Look for the word "description". Copy every line of the listing where it occurs.

BEGIN INPUT MATERIAL

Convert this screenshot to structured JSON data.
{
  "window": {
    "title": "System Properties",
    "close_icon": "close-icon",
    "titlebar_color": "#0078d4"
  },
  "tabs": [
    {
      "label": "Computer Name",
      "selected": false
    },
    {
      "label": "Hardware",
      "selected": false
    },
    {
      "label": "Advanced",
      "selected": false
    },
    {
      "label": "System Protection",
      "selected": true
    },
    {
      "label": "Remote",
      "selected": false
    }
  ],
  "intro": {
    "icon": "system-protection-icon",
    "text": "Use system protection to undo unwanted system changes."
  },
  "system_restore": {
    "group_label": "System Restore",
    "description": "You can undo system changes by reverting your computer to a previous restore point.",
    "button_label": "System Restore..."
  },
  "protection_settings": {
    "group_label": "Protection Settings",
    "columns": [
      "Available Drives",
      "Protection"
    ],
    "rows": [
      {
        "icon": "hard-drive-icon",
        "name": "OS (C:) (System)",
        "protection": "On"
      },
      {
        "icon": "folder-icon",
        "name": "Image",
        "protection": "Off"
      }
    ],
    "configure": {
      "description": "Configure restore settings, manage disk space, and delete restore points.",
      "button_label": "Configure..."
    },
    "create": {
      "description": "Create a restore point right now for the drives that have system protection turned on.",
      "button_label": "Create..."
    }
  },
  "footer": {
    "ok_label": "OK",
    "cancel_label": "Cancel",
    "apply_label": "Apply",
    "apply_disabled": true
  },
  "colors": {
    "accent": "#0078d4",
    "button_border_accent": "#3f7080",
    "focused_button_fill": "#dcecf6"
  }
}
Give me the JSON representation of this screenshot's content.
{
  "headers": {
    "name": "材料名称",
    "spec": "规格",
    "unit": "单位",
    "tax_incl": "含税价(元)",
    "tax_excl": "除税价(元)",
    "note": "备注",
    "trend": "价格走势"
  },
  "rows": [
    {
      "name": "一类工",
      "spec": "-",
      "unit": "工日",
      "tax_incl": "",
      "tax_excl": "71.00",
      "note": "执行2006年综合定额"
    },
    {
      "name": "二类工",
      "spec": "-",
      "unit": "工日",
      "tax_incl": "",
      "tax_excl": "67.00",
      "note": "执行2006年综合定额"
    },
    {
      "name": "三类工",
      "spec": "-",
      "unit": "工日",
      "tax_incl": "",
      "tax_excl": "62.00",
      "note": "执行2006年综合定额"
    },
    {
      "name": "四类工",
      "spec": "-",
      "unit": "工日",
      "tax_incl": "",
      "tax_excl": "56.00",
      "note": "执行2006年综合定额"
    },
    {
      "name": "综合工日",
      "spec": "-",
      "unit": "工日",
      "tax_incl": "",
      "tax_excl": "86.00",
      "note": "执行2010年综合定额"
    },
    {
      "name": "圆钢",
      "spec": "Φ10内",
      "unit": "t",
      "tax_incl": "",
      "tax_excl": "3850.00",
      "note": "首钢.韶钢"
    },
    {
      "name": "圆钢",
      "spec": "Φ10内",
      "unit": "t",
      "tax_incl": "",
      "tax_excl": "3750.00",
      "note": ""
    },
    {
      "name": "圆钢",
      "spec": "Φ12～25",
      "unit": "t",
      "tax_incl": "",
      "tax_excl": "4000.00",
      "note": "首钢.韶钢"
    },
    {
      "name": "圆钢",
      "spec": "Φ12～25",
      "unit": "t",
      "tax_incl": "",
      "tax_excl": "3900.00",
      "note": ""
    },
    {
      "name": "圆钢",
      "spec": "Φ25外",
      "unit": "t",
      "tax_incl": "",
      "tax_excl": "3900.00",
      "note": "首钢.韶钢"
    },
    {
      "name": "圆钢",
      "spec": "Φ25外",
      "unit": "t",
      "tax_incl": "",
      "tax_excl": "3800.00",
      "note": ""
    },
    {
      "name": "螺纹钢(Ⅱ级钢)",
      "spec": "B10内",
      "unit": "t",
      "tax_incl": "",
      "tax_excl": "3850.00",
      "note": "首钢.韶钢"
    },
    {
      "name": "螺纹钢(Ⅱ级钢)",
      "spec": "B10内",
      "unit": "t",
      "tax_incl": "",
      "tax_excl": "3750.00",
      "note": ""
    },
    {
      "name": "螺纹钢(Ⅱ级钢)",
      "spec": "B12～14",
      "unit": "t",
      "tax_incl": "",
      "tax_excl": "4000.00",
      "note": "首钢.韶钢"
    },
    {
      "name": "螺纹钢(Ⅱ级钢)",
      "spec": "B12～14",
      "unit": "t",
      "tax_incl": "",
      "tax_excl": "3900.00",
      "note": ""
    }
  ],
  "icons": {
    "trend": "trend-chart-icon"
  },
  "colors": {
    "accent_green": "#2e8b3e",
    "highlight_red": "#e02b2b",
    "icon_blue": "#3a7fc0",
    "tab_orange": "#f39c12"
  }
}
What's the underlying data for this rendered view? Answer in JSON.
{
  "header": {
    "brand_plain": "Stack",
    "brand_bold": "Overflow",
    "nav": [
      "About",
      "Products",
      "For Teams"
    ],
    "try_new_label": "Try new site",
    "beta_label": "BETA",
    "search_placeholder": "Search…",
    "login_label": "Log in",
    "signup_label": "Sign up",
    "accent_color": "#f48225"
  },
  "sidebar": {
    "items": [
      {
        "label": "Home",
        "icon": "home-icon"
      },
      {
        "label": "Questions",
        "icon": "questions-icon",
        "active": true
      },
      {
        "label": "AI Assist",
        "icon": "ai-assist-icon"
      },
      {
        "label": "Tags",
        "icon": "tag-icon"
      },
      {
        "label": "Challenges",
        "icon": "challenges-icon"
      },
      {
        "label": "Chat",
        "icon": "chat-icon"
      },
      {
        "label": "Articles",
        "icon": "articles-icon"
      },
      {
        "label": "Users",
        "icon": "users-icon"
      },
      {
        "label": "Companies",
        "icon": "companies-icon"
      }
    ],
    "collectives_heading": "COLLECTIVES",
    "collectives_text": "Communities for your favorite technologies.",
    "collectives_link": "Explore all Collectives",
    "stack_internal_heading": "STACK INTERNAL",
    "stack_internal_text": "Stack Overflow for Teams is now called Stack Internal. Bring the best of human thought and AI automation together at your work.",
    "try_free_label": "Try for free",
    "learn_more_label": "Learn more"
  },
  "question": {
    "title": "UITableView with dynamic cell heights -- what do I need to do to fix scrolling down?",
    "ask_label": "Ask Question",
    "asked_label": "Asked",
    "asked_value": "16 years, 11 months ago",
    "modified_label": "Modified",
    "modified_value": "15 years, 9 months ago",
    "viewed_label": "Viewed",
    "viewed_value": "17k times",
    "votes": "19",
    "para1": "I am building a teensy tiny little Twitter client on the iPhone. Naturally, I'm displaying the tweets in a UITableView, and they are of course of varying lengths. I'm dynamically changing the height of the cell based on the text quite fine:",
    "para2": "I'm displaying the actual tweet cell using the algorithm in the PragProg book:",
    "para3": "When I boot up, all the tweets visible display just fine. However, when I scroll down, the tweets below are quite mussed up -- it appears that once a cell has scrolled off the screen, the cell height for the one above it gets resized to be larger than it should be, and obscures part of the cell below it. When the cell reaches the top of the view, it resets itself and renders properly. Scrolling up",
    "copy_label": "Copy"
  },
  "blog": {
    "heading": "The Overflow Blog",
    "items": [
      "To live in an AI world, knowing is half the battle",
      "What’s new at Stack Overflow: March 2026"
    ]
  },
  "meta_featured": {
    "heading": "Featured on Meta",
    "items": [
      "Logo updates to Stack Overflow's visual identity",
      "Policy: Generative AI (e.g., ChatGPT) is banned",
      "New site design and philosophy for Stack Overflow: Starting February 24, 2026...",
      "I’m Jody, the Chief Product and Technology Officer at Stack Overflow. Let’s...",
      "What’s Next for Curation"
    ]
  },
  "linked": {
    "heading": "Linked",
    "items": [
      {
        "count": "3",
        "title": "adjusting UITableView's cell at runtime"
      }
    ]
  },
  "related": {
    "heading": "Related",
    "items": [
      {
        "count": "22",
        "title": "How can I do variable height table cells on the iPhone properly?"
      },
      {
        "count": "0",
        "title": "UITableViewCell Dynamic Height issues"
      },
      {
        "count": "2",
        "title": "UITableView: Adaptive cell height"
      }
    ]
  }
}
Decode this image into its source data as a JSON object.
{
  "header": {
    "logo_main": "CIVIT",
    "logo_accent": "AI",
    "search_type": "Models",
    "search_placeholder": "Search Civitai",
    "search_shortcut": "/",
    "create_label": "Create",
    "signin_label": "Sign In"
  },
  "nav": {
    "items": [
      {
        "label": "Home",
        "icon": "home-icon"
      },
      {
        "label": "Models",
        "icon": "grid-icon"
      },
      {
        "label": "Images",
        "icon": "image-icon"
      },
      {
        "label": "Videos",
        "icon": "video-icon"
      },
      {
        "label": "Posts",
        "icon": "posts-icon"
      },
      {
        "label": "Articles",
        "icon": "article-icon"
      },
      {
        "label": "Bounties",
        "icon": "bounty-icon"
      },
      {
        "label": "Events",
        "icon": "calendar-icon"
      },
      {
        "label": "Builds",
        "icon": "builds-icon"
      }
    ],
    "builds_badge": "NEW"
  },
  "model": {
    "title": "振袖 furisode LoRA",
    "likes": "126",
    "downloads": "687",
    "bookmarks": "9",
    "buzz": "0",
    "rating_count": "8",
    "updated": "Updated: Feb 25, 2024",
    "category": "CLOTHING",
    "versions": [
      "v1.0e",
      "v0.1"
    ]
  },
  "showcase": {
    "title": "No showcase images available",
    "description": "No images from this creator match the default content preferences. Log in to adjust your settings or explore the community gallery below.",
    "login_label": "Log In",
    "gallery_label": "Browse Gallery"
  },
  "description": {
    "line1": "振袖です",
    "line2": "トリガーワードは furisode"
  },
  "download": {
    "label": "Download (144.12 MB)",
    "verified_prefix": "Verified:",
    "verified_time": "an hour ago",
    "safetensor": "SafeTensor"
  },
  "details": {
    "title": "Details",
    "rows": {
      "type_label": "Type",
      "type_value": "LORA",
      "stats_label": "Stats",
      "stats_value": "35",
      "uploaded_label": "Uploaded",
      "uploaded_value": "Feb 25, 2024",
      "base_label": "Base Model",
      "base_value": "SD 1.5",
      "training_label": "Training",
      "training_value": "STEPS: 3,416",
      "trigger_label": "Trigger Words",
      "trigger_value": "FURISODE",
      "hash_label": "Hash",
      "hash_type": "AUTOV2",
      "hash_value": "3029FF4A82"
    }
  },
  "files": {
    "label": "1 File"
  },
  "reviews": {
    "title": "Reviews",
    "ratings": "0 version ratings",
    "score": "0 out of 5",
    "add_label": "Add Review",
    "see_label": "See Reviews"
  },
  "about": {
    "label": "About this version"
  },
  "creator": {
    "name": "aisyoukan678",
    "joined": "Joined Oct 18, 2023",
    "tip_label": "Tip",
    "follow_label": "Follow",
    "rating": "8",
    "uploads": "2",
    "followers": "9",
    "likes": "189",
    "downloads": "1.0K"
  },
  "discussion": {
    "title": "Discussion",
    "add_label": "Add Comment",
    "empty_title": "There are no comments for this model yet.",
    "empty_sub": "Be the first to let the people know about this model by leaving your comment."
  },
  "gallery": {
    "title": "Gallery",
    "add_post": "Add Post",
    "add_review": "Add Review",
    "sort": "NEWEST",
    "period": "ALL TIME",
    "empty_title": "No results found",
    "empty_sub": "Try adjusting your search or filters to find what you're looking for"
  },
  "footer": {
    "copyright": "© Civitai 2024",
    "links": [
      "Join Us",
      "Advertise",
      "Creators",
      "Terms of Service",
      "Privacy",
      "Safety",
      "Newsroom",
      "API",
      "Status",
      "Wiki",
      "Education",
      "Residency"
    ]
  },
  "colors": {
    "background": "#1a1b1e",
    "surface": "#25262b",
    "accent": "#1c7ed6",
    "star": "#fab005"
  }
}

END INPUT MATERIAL

WRITTEN REPLY »
    "description": "You can undo system changes by reverting your computer to a previous restore point.",
      "description": "Configure restore settings, manage disk space, and delete restore points.",
      "description": "Create a restore point right now for the drives that have system protection turned on.",
    "description": "No images from this creator match the default content preferences. Log in to adjust your settings or explore the community gallery below.",
  "description": {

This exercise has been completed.